Peter Bogdanovich: I’ve never seen Dietrich as she was in Touch of Evil—she transcends everything and becomes almost a mythical figure.
Orson Welles: The whole character, you know, was written after the picture started. We were well along before I even thought it up. Then I phoned Marlene and said I had a couple days’ work for her and she’d have to have dark hair because, I told her, “I liked you as a brunette in Golden Earrings.” She didn’t ask to read the script. She just said, “Well, I’ll go over to Paramount—I think that wig is still there—and then I’ll go to Metro for a dress…” The front office didn’t even know she was in the picture. You should have seen them in the projection room during the first rushes: “Hey! Isn’t that Dietrich?” and I said, “Yes.” They said, “We haven’t got her in the budget.” And I said, “No. Won’t cost you anything as long as you don’t give her billing.” They decided they wanted to and paid her to be in it. But it was up to them.
Bogdanovich: Well, it was actually a digression as far as the plot is concerned.
Welles: Yeah, but it helped it enormously. Look what that does for the film—that scene when those two suddenly encounter each other. And when she sees him floating in the bay—it makes the picture, you know.

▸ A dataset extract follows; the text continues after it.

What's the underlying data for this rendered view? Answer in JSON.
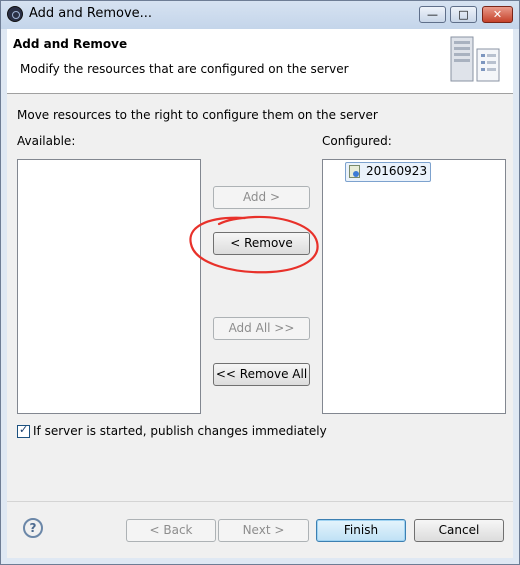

Bogdanovich: That’s what I think. Where did the pianola come from? It seems like a remembrance of The Blue Angel.
Welles: Honestly, I wasn’t thinking of that. I’ve never seen The Blue Angel. I just think we found a pianola among the props. I think all that Dietrich part of it is as good as anything I’ve ever done in movies. When I think of that opening in New York without even a press showing… Really, Marlene was extraordinary in that. She really was the Super-Marlene. Everything she has ever been was in that little house for about four minutes there.